State taxi companies sue Uber

More than 30 Maryland cab companies filed a lawsuit Thursday against the popular ride-sharing company Uber, alleging antitrust violations and demanding an unspecified amount of damages for upending the state's cab industry.

The lawsuit, filed late Thursday in Baltimore Circuit Court, joins a string of legal actions against Uber as traditional taxicab companies and regulators across the country confront the company's cheaper and consumer-friendly army of drivers.


Led by five major cab companies and their drivers, the lawsuit contends that Uber's surge-pricing model is akin to price-fixing, that its refusal to abide by traditional cab regulations creates an unfair marketplace, and that taken together, the company has interfered with cabdrivers' relationships with their clients.

Uber spokesman Taylor Bennett said in an email that it would be "premature to comment on litigation we have not reviewed."


But he said, "I can tell you that Uber will vigorously defend the rights of riders to enjoy competition and choice, and drivers to build their own small businesses."

Maryland cab companies have already tried to thwart Uber's business model in other ways, filing an injunction with the state's regulatory commission and lobbying against a new law in Annapolis that would have created a new set of operating rules for Uber.

The company threatened to leave Maryland if it were to be regulated like a cab company, but has stayed put while a resolution is pending. Last month it opened a new service area in Annapolis.

The company connects willing drivers with riders through a smartphone application, setting prices based on demand. The app handles all transactions, and drivers who pick up riders through Uber don't necessarily have to meet all of the costly requirements set out in state law for taxi drivers.

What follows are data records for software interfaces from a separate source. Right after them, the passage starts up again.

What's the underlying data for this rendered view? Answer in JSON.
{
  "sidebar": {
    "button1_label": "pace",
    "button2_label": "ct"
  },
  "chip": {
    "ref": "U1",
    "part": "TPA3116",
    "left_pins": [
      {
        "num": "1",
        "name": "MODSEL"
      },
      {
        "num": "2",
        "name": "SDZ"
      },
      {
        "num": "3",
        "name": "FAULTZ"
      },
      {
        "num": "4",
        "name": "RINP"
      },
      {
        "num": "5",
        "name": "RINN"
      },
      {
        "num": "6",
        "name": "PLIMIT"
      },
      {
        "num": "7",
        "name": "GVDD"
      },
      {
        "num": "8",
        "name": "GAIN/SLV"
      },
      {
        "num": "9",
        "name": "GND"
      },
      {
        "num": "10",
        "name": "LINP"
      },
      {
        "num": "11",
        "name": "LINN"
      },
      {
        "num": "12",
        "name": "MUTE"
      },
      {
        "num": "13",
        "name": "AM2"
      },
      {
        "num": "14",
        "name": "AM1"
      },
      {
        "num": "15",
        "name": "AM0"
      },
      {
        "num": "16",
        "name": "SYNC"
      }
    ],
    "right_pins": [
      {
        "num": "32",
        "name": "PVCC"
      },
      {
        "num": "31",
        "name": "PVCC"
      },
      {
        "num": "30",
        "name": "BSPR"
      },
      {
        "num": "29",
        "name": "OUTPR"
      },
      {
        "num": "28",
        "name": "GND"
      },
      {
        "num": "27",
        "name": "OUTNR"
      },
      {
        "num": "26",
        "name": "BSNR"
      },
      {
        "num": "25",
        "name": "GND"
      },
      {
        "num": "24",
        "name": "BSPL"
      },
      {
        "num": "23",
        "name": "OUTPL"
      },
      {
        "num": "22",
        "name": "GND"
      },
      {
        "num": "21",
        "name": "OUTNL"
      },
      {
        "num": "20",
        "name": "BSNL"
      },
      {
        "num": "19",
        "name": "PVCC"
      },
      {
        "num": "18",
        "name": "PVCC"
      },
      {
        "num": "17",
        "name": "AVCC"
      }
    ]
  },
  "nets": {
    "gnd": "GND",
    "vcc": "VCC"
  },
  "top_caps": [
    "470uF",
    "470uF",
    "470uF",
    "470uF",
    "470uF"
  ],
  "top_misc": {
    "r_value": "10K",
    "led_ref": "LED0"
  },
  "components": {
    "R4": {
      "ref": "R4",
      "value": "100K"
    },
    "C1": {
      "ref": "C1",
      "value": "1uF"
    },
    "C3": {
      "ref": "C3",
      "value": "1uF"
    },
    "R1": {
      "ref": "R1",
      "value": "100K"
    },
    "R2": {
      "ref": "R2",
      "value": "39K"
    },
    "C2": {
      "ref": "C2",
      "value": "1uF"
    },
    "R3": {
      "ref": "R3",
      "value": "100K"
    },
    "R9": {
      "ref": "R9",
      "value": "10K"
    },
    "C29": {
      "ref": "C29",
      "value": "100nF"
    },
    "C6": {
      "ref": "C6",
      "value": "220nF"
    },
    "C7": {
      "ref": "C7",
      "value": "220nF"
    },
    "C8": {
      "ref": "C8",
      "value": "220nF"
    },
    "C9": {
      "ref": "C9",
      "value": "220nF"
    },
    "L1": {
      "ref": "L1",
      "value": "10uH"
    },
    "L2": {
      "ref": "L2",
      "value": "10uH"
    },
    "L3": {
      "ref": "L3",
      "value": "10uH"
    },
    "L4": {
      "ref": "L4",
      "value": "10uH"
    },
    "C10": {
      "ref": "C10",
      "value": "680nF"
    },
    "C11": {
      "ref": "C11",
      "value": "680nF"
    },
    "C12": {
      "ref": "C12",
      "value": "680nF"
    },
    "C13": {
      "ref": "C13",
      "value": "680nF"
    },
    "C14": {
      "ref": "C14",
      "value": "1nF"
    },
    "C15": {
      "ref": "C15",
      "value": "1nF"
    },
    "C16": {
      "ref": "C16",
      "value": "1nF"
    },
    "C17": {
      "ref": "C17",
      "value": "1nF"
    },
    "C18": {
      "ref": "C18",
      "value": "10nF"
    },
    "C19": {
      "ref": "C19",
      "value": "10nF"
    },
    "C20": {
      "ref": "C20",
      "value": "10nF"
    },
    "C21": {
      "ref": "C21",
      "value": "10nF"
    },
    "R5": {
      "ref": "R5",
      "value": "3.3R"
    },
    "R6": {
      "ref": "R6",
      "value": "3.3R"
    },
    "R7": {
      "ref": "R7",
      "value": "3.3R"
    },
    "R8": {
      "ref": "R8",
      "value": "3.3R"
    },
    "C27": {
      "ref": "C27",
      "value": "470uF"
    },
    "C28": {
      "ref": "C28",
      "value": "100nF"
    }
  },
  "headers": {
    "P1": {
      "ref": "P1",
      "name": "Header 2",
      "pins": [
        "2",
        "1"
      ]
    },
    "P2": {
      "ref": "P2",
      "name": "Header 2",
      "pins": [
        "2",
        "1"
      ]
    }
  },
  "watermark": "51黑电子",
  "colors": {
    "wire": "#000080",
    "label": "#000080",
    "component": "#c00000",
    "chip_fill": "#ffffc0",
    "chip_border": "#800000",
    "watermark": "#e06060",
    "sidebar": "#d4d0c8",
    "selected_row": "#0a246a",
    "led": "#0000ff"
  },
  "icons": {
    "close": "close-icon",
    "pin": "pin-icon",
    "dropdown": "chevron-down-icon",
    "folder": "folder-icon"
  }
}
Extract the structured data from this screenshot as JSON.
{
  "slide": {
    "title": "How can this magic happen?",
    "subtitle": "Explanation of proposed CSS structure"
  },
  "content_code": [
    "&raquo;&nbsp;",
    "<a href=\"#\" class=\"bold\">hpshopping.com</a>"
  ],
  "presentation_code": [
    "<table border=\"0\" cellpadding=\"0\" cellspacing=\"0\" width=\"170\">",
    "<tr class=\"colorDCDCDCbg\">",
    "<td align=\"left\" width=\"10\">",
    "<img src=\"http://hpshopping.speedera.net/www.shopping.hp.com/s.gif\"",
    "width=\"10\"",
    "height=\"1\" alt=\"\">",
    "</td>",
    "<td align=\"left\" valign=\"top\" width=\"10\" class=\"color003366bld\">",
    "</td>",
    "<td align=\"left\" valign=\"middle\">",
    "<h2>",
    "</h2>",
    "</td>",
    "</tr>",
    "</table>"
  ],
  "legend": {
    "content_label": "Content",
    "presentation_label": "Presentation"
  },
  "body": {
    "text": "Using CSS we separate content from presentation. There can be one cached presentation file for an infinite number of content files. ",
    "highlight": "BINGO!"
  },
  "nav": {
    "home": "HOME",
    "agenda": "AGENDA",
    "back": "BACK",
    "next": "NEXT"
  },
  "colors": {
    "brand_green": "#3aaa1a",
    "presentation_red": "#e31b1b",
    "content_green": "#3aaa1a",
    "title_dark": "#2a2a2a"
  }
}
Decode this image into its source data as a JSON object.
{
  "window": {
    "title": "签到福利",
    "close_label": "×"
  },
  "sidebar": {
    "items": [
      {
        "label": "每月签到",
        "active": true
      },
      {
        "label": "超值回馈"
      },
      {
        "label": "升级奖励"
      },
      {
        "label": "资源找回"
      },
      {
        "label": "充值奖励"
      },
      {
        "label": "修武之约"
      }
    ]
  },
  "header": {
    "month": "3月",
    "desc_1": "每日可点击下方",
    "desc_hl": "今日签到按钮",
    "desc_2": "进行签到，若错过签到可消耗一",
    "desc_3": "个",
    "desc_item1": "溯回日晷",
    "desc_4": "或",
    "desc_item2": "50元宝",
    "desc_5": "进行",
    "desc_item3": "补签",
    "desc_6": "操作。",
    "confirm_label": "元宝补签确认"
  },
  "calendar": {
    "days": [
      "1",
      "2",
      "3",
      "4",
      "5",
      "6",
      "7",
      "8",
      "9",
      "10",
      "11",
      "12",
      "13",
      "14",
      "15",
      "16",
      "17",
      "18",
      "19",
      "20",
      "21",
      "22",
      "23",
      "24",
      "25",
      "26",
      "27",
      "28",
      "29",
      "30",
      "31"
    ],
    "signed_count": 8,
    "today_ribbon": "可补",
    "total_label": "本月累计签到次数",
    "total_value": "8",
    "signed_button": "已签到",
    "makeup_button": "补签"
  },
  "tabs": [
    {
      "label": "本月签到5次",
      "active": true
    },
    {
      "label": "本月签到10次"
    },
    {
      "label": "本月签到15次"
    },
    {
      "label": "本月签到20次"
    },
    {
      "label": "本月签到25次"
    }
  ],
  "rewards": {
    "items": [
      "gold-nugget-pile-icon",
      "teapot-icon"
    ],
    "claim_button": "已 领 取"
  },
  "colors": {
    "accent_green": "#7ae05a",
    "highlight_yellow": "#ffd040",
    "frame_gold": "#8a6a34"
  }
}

Uber launched in San Francisco in 2009 and now operates in more than 35 U.S. cities. Uber supported the legislation in Annapolis that would have allowed it to continue calling itself a smartphone app, not a cab company, but would have required background checks for its drivers, rideshare insurance of up to $1 million and vehicle inspections.